Like the underscore character _, the tilde ~ is another vestige of the implementation constraints of typewriters. Its history on the Web is because a tilde is a Unix shell shorthand for a user's home directory. When the Web was nascent, before everyone had their own domain, it was much more common to see HTTP URLs like http://example.com/~luser/, where luser was the user name of an account on the associated Web server. So really, the tilde is a second-degree implementation constraint vestige.

Furthermore, anecdotal evidence suggests that nobody knows the word for the damn thing! When playing audience to someone speaking a URI that contains a tilde, one often hears a pause, followed by umm, I don't know, that … squiggly thing. Other characters that fall into the category of unknown-word or hard-to-say include the ampersand &, the exclamation mark !, the apostrophe ' and the asterisk *. The astute, at this point, will notice that the dollar sign $ is exempt, because people make an exception for money.
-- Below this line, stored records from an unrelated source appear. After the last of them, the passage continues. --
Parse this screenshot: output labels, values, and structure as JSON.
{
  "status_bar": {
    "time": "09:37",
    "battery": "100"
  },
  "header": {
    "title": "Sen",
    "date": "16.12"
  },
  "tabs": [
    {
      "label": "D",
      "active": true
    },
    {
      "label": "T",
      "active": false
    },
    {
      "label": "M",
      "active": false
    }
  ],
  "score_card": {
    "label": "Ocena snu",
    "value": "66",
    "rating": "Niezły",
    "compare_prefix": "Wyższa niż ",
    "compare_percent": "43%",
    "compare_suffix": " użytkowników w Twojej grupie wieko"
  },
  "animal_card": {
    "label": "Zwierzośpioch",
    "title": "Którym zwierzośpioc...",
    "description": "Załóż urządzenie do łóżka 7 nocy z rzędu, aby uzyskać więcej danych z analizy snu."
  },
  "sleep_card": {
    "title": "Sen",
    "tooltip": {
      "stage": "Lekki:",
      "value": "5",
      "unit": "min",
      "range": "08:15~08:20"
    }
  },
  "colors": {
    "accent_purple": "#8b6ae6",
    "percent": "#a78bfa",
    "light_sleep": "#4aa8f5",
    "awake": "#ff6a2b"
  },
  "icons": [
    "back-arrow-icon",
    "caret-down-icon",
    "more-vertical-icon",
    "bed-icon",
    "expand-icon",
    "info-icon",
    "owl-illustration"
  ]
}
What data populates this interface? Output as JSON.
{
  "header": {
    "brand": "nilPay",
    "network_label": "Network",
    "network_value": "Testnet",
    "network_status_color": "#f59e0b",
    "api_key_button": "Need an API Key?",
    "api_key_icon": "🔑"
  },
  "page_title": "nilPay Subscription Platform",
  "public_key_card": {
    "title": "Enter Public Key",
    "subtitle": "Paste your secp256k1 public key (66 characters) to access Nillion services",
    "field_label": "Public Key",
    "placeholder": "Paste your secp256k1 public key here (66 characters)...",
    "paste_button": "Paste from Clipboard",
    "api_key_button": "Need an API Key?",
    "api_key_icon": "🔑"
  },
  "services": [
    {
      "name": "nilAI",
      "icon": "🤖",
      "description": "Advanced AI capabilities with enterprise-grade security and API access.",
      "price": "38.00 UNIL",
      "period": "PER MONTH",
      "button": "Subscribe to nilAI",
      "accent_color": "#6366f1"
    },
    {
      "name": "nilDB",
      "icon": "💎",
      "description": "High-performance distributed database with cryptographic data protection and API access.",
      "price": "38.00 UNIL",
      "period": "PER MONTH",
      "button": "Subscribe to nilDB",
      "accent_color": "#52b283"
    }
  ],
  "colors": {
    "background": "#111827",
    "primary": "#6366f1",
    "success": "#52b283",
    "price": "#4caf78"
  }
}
So, take care not to make URIs that are hard to say, and kindly avoid perpetuating long-obsolete implementation constraints. Be judicious.